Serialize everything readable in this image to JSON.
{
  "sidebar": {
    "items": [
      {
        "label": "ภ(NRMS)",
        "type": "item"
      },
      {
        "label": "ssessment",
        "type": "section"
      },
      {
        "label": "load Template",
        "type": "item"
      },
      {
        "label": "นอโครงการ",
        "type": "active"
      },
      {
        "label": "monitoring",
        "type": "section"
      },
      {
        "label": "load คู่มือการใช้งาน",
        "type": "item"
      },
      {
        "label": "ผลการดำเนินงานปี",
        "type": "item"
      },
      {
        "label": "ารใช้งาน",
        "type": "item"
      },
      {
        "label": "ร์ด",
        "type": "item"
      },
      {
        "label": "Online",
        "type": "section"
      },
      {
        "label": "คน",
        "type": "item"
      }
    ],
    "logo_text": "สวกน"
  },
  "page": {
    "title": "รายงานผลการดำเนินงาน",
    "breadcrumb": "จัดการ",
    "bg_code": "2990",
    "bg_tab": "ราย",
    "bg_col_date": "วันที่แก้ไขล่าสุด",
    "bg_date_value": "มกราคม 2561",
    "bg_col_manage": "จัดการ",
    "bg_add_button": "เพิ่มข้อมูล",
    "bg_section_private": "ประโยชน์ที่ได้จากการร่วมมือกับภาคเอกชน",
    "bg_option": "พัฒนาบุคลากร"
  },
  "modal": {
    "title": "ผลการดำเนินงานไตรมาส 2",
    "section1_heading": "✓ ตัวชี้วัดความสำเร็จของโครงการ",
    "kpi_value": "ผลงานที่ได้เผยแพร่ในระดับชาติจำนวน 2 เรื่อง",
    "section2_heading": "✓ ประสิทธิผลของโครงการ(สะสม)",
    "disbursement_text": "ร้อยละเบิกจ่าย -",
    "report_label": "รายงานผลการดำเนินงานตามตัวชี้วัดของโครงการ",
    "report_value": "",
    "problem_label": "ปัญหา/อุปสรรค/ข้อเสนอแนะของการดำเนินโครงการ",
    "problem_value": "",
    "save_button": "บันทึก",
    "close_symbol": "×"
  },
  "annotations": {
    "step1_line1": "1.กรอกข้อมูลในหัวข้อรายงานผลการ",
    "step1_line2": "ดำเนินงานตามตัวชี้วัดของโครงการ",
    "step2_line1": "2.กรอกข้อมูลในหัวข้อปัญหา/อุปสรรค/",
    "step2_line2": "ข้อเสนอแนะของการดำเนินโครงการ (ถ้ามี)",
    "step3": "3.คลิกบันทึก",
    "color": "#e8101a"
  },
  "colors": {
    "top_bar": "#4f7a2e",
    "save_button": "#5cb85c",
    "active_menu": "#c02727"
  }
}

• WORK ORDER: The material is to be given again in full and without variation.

• TASK OUTPUT:
Serialize everything readable in this image to JSON.
{
  "sidebar": {
    "items": [
      {
        "label": "ภ(NRMS)",
        "type": "item"
      },
      {
        "label": "ssessment",
        "type": "section"
      },
      {
        "label": "load Template",
        "type": "item"
      },
      {
        "label": "นอโครงการ",
        "type": "active"
      },
      {
        "label": "monitoring",
        "type": "section"
      },
      {
        "label": "load คู่มือการใช้งาน",
        "type": "item"
      },
      {
        "label": "ผลการดำเนินงานปี",
        "type": "item"
      },
      {
        "label": "ารใช้งาน",
        "type": "item"
      },
      {
        "label": "ร์ด",
        "type": "item"
      },
      {
        "label": "Online",
        "type": "section"
      },
      {
        "label": "คน",
        "type": "item"
      }
    ],
    "logo_text": "สวกน"
  },
  "page": {
    "title": "รายงานผลการดำเนินงาน",
    "breadcrumb": "จัดการ",
    "bg_code": "2990",
    "bg_tab": "ราย",
    "bg_col_date": "วันที่แก้ไขล่าสุด",
    "bg_date_value": "มกราคม 2561",
    "bg_col_manage": "จัดการ",
    "bg_add_button": "เพิ่มข้อมูล",
    "bg_section_private": "ประโยชน์ที่ได้จากการร่วมมือกับภาคเอกชน",
    "bg_option": "พัฒนาบุคลากร"
  },
  "modal": {
    "title": "ผลการดำเนินงานไตรมาส 2",
    "section1_heading": "✓ ตัวชี้วัดความสำเร็จของโครงการ",
    "kpi_value": "ผลงานที่ได้เผยแพร่ในระดับชาติจำนวน 2 เรื่อง",
    "section2_heading": "✓ ประสิทธิผลของโครงการ(สะสม)",
    "disbursement_text": "ร้อยละเบิกจ่าย -",
    "report_label": "รายงานผลการดำเนินงานตามตัวชี้วัดของโครงการ",
    "report_value": "",
    "problem_label": "ปัญหา/อุปสรรค/ข้อเสนอแนะของการดำเนินโครงการ",
    "problem_value": "",
    "save_button": "บันทึก",
    "close_symbol": "×"
  },
  "annotations": {
    "step1_line1": "1.กรอกข้อมูลในหัวข้อรายงานผลการ",
    "step1_line2": "ดำเนินงานตามตัวชี้วัดของโครงการ",
    "step2_line1": "2.กรอกข้อมูลในหัวข้อปัญหา/อุปสรรค/",
    "step2_line2": "ข้อเสนอแนะของการดำเนินโครงการ (ถ้ามี)",
    "step3": "3.คลิกบันทึก",
    "color": "#e8101a"
  },
  "colors": {
    "top_bar": "#4f7a2e",
    "save_button": "#5cb85c",
    "active_menu": "#c02727"
  }
}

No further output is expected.